For insomnia sufferers, nervine and sedative herbs help decrease over stimulation while promoting better sleep. Major food therapy herbs include valerian, passionflower, California poppy, skullcap, and chamomile. While I include these in food therapy, Eastern Medicine treats insomnia with a specific root cause approach which typically involves nourishing both the heart blood and spleen energy for chronic insomnia sufferers but this herbal food therapy approach can bring some relief none the less.

Avoiding caffeine, alcohol, and nicotine at least six hours before bedtime is needed. The major foods to avoid are bacon, chocolate, eggplant, sugar, sausage, ham, and potatoes. Any foods as these with tyramine can increase the release of norepinephrine which acts as a brain stimulant. Foods chosen to help promote sleep are almonds, walnuts, cherries, lettuce, fish, kale, and both passion fruit and chamomile tea. Raw honey actually contains the perfect balance of both glucose and fructose which helps the liver produce glycogen and renders a good night sleep.

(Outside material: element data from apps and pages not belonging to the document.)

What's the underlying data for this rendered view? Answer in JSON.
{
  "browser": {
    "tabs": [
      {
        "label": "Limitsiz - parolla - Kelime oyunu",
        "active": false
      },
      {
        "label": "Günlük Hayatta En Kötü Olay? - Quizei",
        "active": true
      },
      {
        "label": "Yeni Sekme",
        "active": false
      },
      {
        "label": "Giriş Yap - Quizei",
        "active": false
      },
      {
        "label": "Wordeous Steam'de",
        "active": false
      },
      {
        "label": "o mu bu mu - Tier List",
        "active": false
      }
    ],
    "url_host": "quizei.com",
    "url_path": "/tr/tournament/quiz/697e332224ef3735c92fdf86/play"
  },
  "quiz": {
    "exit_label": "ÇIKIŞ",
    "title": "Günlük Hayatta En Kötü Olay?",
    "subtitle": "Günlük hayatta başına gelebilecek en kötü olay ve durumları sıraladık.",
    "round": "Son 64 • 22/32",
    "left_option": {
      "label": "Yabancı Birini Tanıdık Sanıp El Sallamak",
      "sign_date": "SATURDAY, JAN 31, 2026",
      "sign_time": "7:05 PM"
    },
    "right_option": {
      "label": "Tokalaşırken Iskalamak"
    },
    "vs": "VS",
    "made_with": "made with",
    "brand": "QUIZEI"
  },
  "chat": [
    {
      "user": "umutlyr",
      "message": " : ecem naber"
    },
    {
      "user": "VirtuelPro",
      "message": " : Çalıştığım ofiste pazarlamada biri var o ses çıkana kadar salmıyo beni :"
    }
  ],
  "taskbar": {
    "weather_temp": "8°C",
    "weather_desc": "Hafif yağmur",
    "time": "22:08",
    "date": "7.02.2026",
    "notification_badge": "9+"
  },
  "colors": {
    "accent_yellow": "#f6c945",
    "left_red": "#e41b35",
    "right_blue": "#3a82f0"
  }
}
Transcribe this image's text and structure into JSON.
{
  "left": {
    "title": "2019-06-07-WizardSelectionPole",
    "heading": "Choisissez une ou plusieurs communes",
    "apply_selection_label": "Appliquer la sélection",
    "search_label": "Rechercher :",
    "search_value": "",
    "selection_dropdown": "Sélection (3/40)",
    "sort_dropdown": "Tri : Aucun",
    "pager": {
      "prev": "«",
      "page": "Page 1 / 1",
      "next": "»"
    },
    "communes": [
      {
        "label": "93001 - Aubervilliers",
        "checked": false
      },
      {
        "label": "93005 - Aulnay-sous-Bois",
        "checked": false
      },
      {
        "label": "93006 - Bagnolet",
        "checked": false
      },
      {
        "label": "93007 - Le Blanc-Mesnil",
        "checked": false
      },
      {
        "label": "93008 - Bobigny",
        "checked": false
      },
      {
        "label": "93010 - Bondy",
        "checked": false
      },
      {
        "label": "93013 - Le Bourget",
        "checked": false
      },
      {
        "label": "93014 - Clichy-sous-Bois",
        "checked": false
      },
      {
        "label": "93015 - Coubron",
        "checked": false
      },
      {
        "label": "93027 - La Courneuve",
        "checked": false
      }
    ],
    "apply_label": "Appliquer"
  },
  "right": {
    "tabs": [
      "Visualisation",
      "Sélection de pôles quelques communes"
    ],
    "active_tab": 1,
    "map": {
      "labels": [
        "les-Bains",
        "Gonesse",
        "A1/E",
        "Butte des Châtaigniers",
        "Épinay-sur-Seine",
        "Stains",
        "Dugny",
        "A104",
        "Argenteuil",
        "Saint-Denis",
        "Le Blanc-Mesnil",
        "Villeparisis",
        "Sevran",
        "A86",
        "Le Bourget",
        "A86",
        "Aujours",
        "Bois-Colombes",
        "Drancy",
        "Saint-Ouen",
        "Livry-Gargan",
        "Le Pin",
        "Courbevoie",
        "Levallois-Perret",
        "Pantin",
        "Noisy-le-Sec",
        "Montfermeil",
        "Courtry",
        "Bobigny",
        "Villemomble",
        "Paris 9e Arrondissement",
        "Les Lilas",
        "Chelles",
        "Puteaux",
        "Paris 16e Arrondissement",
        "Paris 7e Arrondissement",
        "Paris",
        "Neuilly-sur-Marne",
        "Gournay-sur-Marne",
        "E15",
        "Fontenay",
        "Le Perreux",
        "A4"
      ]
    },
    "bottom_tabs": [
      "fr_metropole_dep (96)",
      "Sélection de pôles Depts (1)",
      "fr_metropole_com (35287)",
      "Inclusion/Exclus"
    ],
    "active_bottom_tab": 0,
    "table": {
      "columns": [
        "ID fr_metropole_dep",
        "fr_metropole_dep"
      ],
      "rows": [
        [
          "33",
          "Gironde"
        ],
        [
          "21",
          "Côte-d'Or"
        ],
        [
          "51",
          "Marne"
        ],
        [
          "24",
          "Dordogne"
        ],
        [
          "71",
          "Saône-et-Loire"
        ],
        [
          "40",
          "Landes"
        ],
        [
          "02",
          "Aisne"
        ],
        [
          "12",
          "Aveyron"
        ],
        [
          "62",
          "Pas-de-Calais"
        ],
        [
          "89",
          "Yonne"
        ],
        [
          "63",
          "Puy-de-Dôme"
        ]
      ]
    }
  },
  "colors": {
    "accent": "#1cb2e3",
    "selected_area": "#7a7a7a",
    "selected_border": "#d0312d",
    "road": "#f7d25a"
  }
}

Many disharmonies in the body can be resolved with proper assessment and guidance with both food therapy and essential oil along with herbal tinctures for more chronic conditions. Call today for your individual assessment. Let’s begin your journey to optimal health! 772-353-1397